## ABOUT THIS TASK
All of the data is to be written out again exactly, without the pictures.

## EXERCISE MATERIALS
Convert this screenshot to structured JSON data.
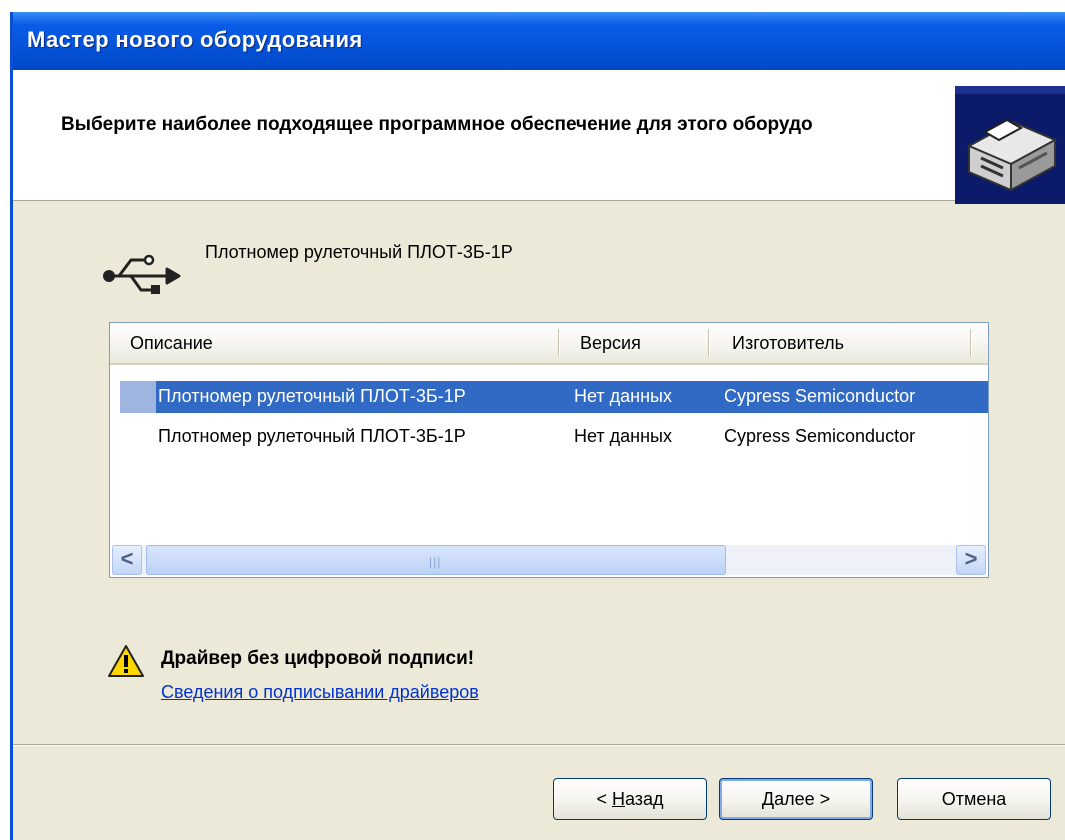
{
  "window": {
    "title": "Мастер нового оборудования"
  },
  "header": {
    "title": "Выберите наиболее подходящее программное обеспечение для этого оборудо",
    "icon": "hardware-icon"
  },
  "device": {
    "icon": "usb-icon",
    "name": "Плотномер рулеточный ПЛОТ-3Б-1Р"
  },
  "list": {
    "columns": [
      "Описание",
      "Версия",
      "Изготовитель"
    ],
    "rows": [
      {
        "description": "Плотномер рулеточный ПЛОТ-3Б-1Р",
        "version": "Нет данных",
        "manufacturer": "Cypress Semiconductor",
        "selected": true
      },
      {
        "description": "Плотномер рулеточный ПЛОТ-3Б-1Р",
        "version": "Нет данных",
        "manufacturer": "Cypress Semiconductor",
        "selected": false
      }
    ],
    "scroll_left": "<",
    "scroll_right": ">"
  },
  "warning": {
    "icon": "warning-icon",
    "text": "Драйвер без цифровой подписи!",
    "link": "Сведения о подписывании драйверов"
  },
  "buttons": {
    "back": {
      "prefix": "< ",
      "hotkey": "Н",
      "rest": "азад"
    },
    "next": {
      "hotkey": "Д",
      "rest": "алее",
      "suffix": " >"
    },
    "cancel": "Отмена"
  },
  "colors": {
    "titlebar": "#0553d8",
    "selection": "#316ac5",
    "link": "#0033cc"
  }
}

## RESULT FOR THIS TASK
Convert this screenshot to structured JSON data.
{
  "window": {
    "title": "Мастер нового оборудования"
  },
  "header": {
    "title": "Выберите наиболее подходящее программное обеспечение для этого оборудо",
    "icon": "hardware-icon"
  },
  "device": {
    "icon": "usb-icon",
    "name": "Плотномер рулеточный ПЛОТ-3Б-1Р"
  },
  "list": {
    "columns": [
      "Описание",
      "Версия",
      "Изготовитель"
    ],
    "rows": [
      {
        "description": "Плотномер рулеточный ПЛОТ-3Б-1Р",
        "version": "Нет данных",
        "manufacturer": "Cypress Semiconductor",
        "selected": true
      },
      {
        "description": "Плотномер рулеточный ПЛОТ-3Б-1Р",
        "version": "Нет данных",
        "manufacturer": "Cypress Semiconductor",
        "selected": false
      }
    ],
    "scroll_left": "<",
    "scroll_right": ">"
  },
  "warning": {
    "icon": "warning-icon",
    "text": "Драйвер без цифровой подписи!",
    "link": "Сведения о подписывании драйверов"
  },
  "buttons": {
    "back": {
      "prefix": "< ",
      "hotkey": "Н",
      "rest": "азад"
    },
    "next": {
      "hotkey": "Д",
      "rest": "алее",
      "suffix": " >"
    },
    "cancel": "Отмена"
  },
  "colors": {
    "titlebar": "#0553d8",
    "selection": "#316ac5",
    "link": "#0033cc"
  }
}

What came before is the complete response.